Evidence of how strongly Pharisees would have opposed those who denied belief in the resurrection (verse 8) is found in the Talmud. Sanhedrin 90a indicates that anyone who said that there is “no resurrection of the dead,” claiming that the Torah does not teach it, would have no share in the “world to come.”

Felix (verse 24) and his brother Pallas had once been slaves, but the Roman emperor Claudius had granted them freedom. The Roman historian Tacitus referred to Felix as a man who “practiced every kind of cruelty and lust, wielding the power of king with all the instincts of a slave.” (Histories, V, ix)

It is likely that the “letter” (verse 25) would have been part of the documentation of Paul’s case that accompanied him to Rome.

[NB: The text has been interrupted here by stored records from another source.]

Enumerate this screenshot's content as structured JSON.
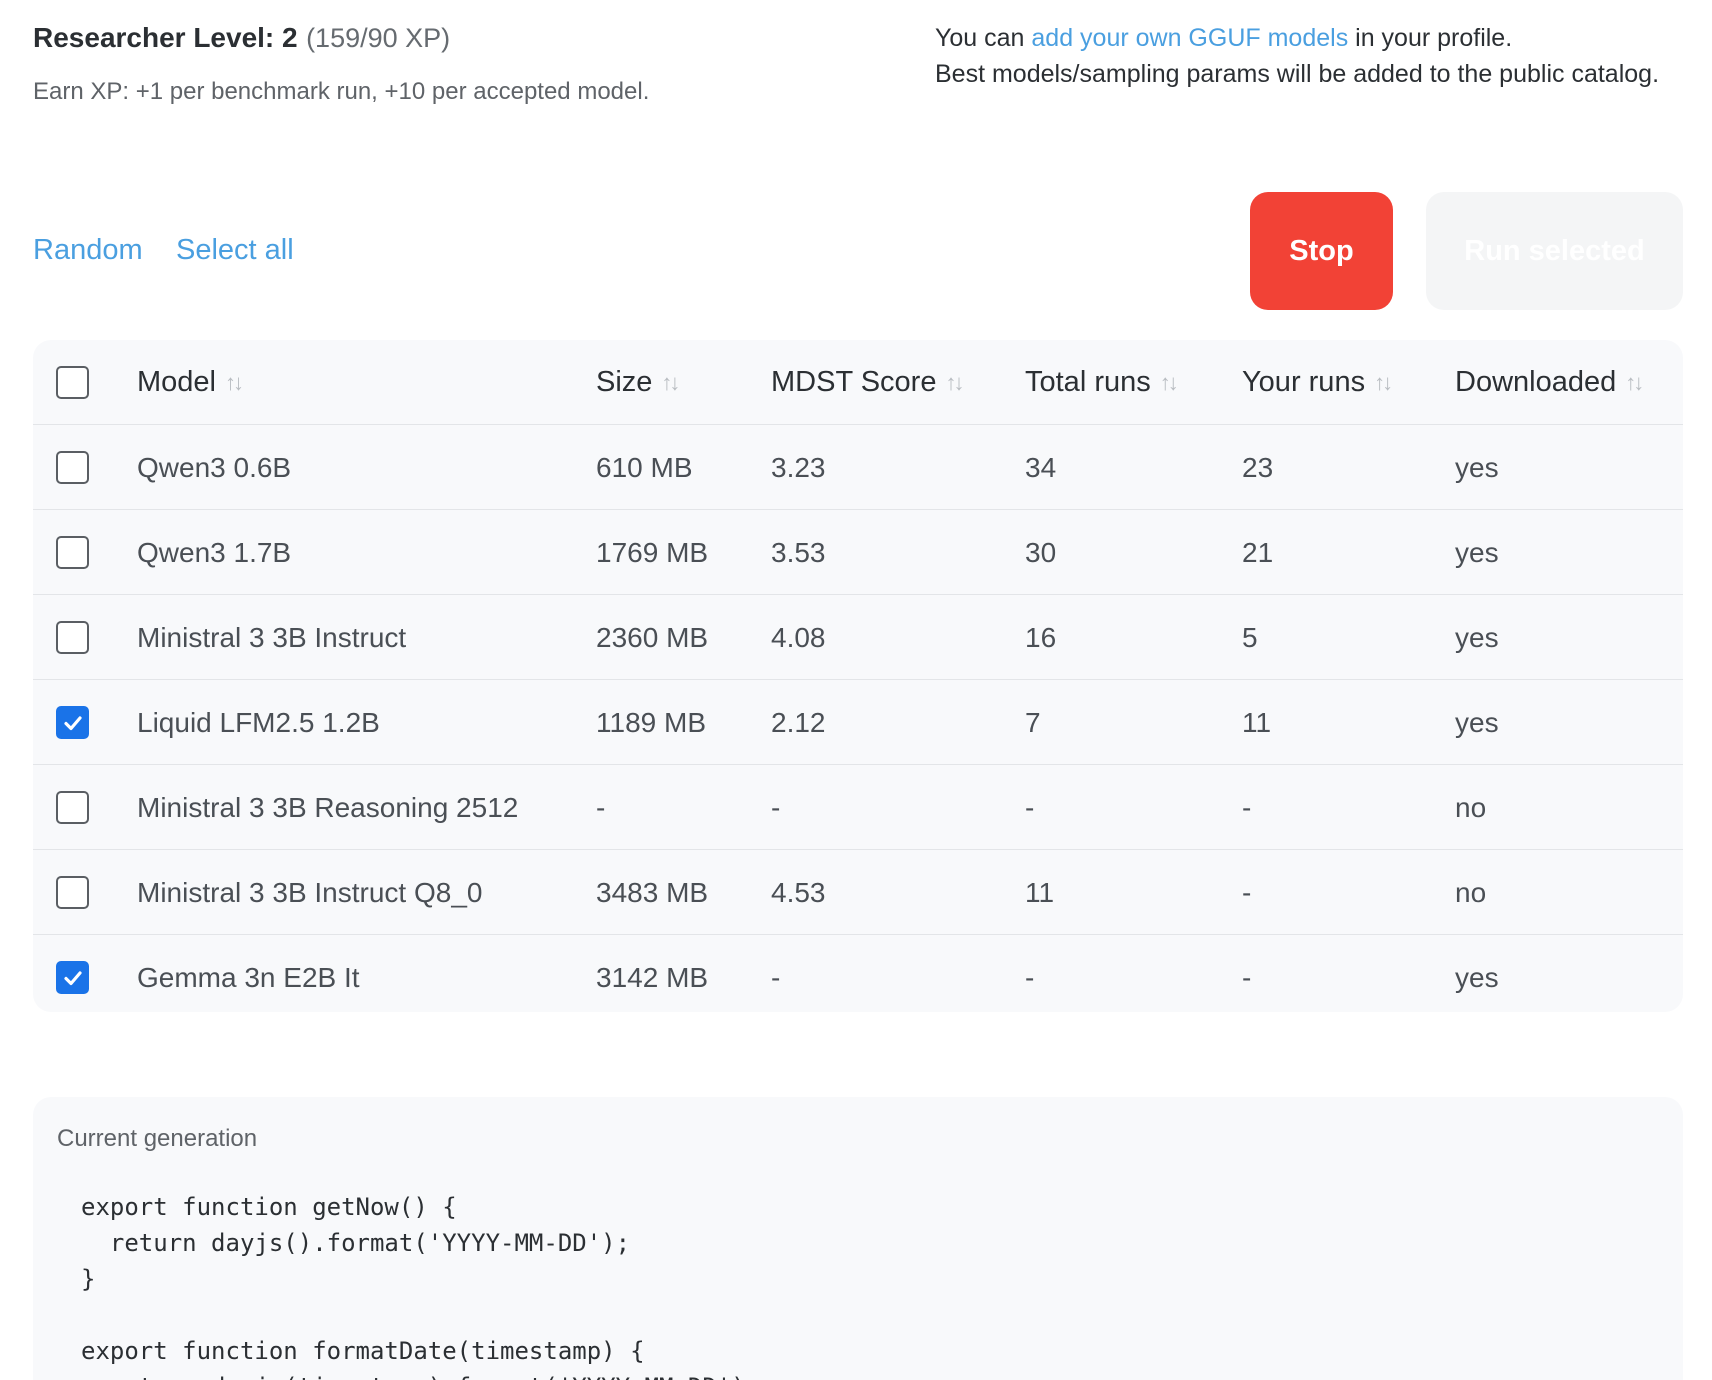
{
  "researcher": {
    "level_label": "Researcher Level: 2",
    "xp": "(159/90 XP)",
    "earn_text": "Earn XP: +1 per benchmark run, +10 per accepted model."
  },
  "notice": {
    "prefix": "You can ",
    "link": "add your own GGUF models",
    "suffix": " in your profile.",
    "line2": "Best models/sampling params will be added to the public catalog."
  },
  "actions": {
    "random": "Random",
    "select_all": "Select all",
    "stop": "Stop",
    "run_selected": "Run selected",
    "stop_color": "#f24236",
    "link_color": "#4a9fe0"
  },
  "table": {
    "columns": [
      "Model",
      "Size",
      "MDST Score",
      "Total runs",
      "Your runs",
      "Downloaded"
    ],
    "sort_icon": "sort-arrows-icon",
    "rows": [
      {
        "checked": false,
        "model": "Qwen3 0.6B",
        "size": "610 MB",
        "score": "3.23",
        "total": "34",
        "your": "23",
        "downloaded": "yes"
      },
      {
        "checked": false,
        "model": "Qwen3 1.7B",
        "size": "1769 MB",
        "score": "3.53",
        "total": "30",
        "your": "21",
        "downloaded": "yes"
      },
      {
        "checked": false,
        "model": "Ministral 3 3B Instruct",
        "size": "2360 MB",
        "score": "4.08",
        "total": "16",
        "your": "5",
        "downloaded": "yes"
      },
      {
        "checked": true,
        "model": "Liquid LFM2.5 1.2B",
        "size": "1189 MB",
        "score": "2.12",
        "total": "7",
        "your": "11",
        "downloaded": "yes"
      },
      {
        "checked": false,
        "model": "Ministral 3 3B Reasoning 2512",
        "size": "-",
        "score": "-",
        "total": "-",
        "your": "-",
        "downloaded": "no"
      },
      {
        "checked": false,
        "model": "Ministral 3 3B Instruct Q8_0",
        "size": "3483 MB",
        "score": "4.53",
        "total": "11",
        "your": "-",
        "downloaded": "no"
      },
      {
        "checked": true,
        "model": "Gemma 3n E2B It",
        "size": "3142 MB",
        "score": "-",
        "total": "-",
        "your": "-",
        "downloaded": "yes"
      }
    ]
  },
  "generation": {
    "title": "Current generation",
    "code": "export function getNow() {\n  return dayjs().format('YYYY-MM-DD');\n}\n\nexport function formatDate(timestamp) {\n  return dayjs(timestamp).format('YYYY-MM-DD');"
  }
}
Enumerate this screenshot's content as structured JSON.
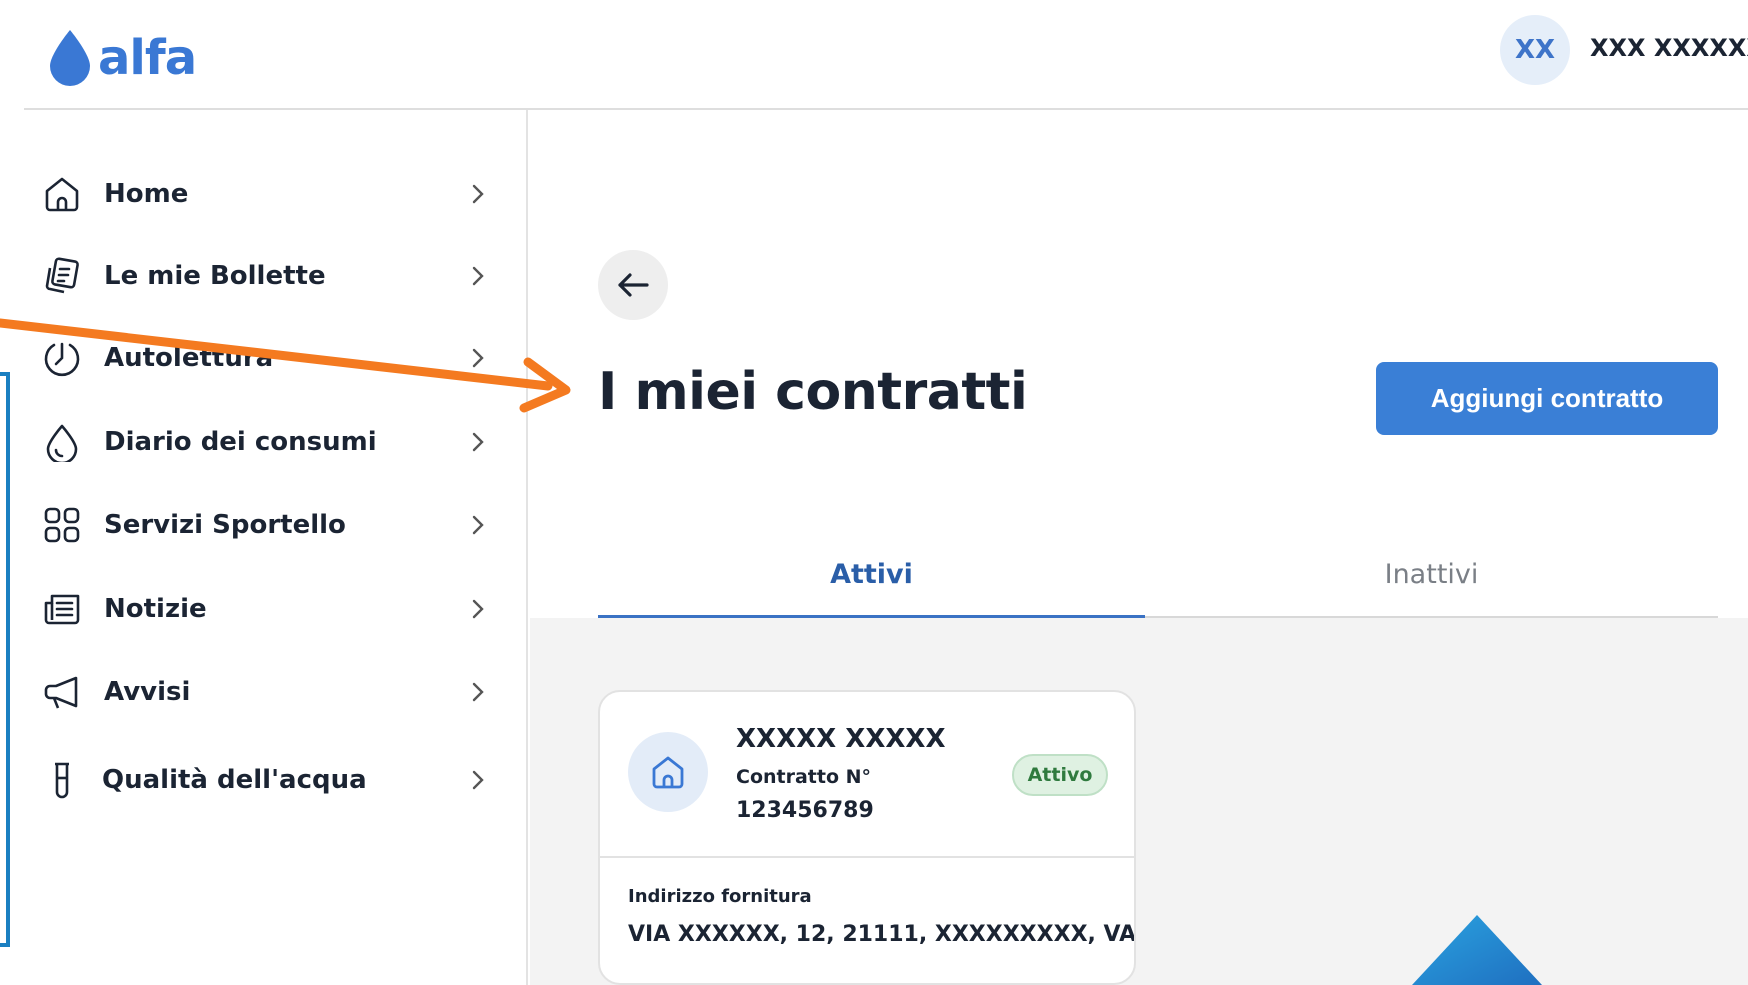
{
  "brand": {
    "logo_text": "alfa",
    "logo_icon": "water-drop-icon",
    "accent_color": "#3a78d4"
  },
  "user": {
    "initials": "XX",
    "name": "XXX XXXXXX"
  },
  "sidebar": {
    "items": [
      {
        "label": "Home",
        "icon": "home-icon"
      },
      {
        "label": "Le mie Bollette",
        "icon": "bills-icon"
      },
      {
        "label": "Autolettura",
        "icon": "meter-reading-icon"
      },
      {
        "label": "Diario dei consumi",
        "icon": "water-drop-outline-icon"
      },
      {
        "label": "Servizi Sportello",
        "icon": "grid-icon"
      },
      {
        "label": "Notizie",
        "icon": "newspaper-icon"
      },
      {
        "label": "Avvisi",
        "icon": "megaphone-icon"
      },
      {
        "label": "Qualità dell'acqua",
        "icon": "test-tube-icon"
      }
    ]
  },
  "main": {
    "back_icon": "arrow-left-icon",
    "title": "I miei contratti",
    "add_button_label": "Aggiungi contratto",
    "tabs": [
      {
        "label": "Attivi",
        "active": true
      },
      {
        "label": "Inattivi",
        "active": false
      }
    ]
  },
  "contracts": [
    {
      "holder": "XXXXX XXXXX",
      "contract_label": "Contratto N°",
      "contract_number": "123456789",
      "status": "Attivo",
      "status_color": "#2f7a3e",
      "address_label": "Indirizzo fornitura",
      "address": "VIA XXXXXX, 12, 21111, XXXXXXXXX, VA"
    }
  ],
  "annotation": {
    "arrow_color": "#f47a20",
    "box_color": "#1a7fc1"
  }
}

So there is the possibility that Luke came to see it then and included its contents in the Acts account.